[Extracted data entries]

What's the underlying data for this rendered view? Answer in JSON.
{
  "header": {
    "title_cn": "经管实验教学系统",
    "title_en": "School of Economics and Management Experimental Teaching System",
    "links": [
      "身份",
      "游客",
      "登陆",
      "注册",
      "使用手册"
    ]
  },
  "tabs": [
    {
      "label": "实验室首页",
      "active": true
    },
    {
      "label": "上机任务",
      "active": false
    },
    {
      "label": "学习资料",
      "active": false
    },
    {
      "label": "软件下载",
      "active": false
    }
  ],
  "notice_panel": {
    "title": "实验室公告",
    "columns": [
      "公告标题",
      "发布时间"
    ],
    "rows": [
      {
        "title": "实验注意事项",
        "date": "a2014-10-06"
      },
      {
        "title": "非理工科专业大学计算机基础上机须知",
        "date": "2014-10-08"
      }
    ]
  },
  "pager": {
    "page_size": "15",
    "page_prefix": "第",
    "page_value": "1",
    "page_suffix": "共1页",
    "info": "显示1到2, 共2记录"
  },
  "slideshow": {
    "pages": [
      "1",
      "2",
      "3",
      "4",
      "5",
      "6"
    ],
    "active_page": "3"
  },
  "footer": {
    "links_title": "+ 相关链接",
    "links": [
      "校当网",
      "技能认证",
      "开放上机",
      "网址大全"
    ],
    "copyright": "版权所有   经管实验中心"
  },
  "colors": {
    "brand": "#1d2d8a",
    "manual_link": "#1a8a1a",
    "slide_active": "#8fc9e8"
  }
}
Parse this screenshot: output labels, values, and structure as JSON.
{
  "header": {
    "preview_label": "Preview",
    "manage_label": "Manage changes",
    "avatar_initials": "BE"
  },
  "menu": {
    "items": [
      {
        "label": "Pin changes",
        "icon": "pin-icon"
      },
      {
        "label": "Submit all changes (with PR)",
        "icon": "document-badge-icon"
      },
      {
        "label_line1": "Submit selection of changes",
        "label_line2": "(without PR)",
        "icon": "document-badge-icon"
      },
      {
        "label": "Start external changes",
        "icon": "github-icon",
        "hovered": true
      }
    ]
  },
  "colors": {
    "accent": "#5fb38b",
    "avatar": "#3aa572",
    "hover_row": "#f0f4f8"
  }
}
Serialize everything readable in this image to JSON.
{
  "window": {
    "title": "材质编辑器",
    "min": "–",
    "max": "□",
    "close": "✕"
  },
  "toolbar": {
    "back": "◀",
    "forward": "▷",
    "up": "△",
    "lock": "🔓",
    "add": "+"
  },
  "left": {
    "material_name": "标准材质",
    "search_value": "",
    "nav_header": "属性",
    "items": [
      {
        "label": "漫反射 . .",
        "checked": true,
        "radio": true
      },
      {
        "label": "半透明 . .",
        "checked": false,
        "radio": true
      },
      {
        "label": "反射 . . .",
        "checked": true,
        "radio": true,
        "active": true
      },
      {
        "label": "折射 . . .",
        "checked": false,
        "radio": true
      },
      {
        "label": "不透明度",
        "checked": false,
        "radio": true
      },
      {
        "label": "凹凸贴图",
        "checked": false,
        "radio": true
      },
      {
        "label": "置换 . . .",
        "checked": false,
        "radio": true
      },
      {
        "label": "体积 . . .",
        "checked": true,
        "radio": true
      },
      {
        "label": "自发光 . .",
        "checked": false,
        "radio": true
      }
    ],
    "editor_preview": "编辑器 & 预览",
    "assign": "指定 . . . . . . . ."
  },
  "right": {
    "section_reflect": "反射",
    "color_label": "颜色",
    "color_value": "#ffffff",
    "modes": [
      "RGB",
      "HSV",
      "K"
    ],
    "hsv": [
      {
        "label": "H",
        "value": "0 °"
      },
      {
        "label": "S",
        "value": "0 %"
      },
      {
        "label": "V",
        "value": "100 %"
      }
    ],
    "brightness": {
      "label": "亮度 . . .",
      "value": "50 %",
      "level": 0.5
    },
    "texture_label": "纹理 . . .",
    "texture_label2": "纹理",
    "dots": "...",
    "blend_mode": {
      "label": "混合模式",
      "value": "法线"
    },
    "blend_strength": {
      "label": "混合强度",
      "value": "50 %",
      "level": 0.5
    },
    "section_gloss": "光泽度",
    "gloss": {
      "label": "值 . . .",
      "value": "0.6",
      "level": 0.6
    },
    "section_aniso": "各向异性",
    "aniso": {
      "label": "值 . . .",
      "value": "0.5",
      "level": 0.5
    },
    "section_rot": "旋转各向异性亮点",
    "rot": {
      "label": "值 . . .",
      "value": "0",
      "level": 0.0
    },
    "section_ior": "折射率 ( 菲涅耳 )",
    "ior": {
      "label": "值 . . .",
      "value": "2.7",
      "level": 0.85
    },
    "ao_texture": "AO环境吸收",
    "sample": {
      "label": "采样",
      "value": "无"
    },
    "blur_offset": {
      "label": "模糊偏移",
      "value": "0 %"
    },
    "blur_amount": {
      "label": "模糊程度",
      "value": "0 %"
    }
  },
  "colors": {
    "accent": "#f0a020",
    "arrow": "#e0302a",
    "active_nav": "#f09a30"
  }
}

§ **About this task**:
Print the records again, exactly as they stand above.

§ **Solution**:
What's the underlying data for this rendered view? Answer in JSON.
{
  "header": {
    "title_cn": "经管实验教学系统",
    "title_en": "School of Economics and Management Experimental Teaching System",
    "links": [
      "身份",
      "游客",
      "登陆",
      "注册",
      "使用手册"
    ]
  },
  "tabs": [
    {
      "label": "实验室首页",
      "active": true
    },
    {
      "label": "上机任务",
      "active": false
    },
    {
      "label": "学习资料",
      "active": false
    },
    {
      "label": "软件下载",
      "active": false
    }
  ],
  "notice_panel": {
    "title": "实验室公告",
    "columns": [
      "公告标题",
      "发布时间"
    ],
    "rows": [
      {
        "title": "实验注意事项",
        "date": "a2014-10-06"
      },
      {
        "title": "非理工科专业大学计算机基础上机须知",
        "date": "2014-10-08"
      }
    ]
  },
  "pager": {
    "page_size": "15",
    "page_prefix": "第",
    "page_value": "1",
    "page_suffix": "共1页",
    "info": "显示1到2, 共2记录"
  },
  "slideshow": {
    "pages": [
      "1",
      "2",
      "3",
      "4",
      "5",
      "6"
    ],
    "active_page": "3"
  },
  "footer": {
    "links_title": "+ 相关链接",
    "links": [
      "校当网",
      "技能认证",
      "开放上机",
      "网址大全"
    ],
    "copyright": "版权所有   经管实验中心"
  },
  "colors": {
    "brand": "#1d2d8a",
    "manual_link": "#1a8a1a",
    "slide_active": "#8fc9e8"
  }
}
Parse this screenshot: output labels, values, and structure as JSON.
{
  "header": {
    "preview_label": "Preview",
    "manage_label": "Manage changes",
    "avatar_initials": "BE"
  },
  "menu": {
    "items": [
      {
        "label": "Pin changes",
        "icon": "pin-icon"
      },
      {
        "label": "Submit all changes (with PR)",
        "icon": "document-badge-icon"
      },
      {
        "label_line1": "Submit selection of changes",
        "label_line2": "(without PR)",
        "icon": "document-badge-icon"
      },
      {
        "label": "Start external changes",
        "icon": "github-icon",
        "hovered": true
      }
    ]
  },
  "colors": {
    "accent": "#5fb38b",
    "avatar": "#3aa572",
    "hover_row": "#f0f4f8"
  }
}
Serialize everything readable in this image to JSON.
{
  "window": {
    "title": "材质编辑器",
    "min": "–",
    "max": "□",
    "close": "✕"
  },
  "toolbar": {
    "back": "◀",
    "forward": "▷",
    "up": "△",
    "lock": "🔓",
    "add": "+"
  },
  "left": {
    "material_name": "标准材质",
    "search_value": "",
    "nav_header": "属性",
    "items": [
      {
        "label": "漫反射 . .",
        "checked": true,
        "radio": true
      },
      {
        "label": "半透明 . .",
        "checked": false,
        "radio": true
      },
      {
        "label": "反射 . . .",
        "checked": true,
        "radio": true,
        "active": true
      },
      {
        "label": "折射 . . .",
        "checked": false,
        "radio": true
      },
      {
        "label": "不透明度",
        "checked": false,
        "radio": true
      },
      {
        "label": "凹凸贴图",
        "checked": false,
        "radio": true
      },
      {
        "label": "置换 . . .",
        "checked": false,
        "radio": true
      },
      {
        "label": "体积 . . .",
        "checked": true,
        "radio": true
      },
      {
        "label": "自发光 . .",
        "checked": false,
        "radio": true
      }
    ],
    "editor_preview": "编辑器 & 预览",
    "assign": "指定 . . . . . . . ."
  },
  "right": {
    "section_reflect": "反射",
    "color_label": "颜色",
    "color_value": "#ffffff",
    "modes": [
      "RGB",
      "HSV",
      "K"
    ],
    "hsv": [
      {
        "label": "H",
        "value": "0 °"
      },
      {
        "label": "S",
        "value": "0 %"
      },
      {
        "label": "V",
        "value": "100 %"
      }
    ],
    "brightness": {
      "label": "亮度 . . .",
      "value": "50 %",
      "level": 0.5
    },
    "texture_label": "纹理 . . .",
    "texture_label2": "纹理",
    "dots": "...",
    "blend_mode": {
      "label": "混合模式",
      "value": "法线"
    },
    "blend_strength": {
      "label": "混合强度",
      "value": "50 %",
      "level": 0.5
    },
    "section_gloss": "光泽度",
    "gloss": {
      "label": "值 . . .",
      "value": "0.6",
      "level": 0.6
    },
    "section_aniso": "各向异性",
    "aniso": {
      "label": "值 . . .",
      "value": "0.5",
      "level": 0.5
    },
    "section_rot": "旋转各向异性亮点",
    "rot": {
      "label": "值 . . .",
      "value": "0",
      "level": 0.0
    },
    "section_ior": "折射率 ( 菲涅耳 )",
    "ior": {
      "label": "值 . . .",
      "value": "2.7",
      "level": 0.85
    },
    "ao_texture": "AO环境吸收",
    "sample": {
      "label": "采样",
      "value": "无"
    },
    "blur_offset": {
      "label": "模糊偏移",
      "value": "0 %"
    },
    "blur_amount": {
      "label": "模糊程度",
      "value": "0 %"
    }
  },
  "colors": {
    "accent": "#f0a020",
    "arrow": "#e0302a",
    "active_nav": "#f09a30"
  }
}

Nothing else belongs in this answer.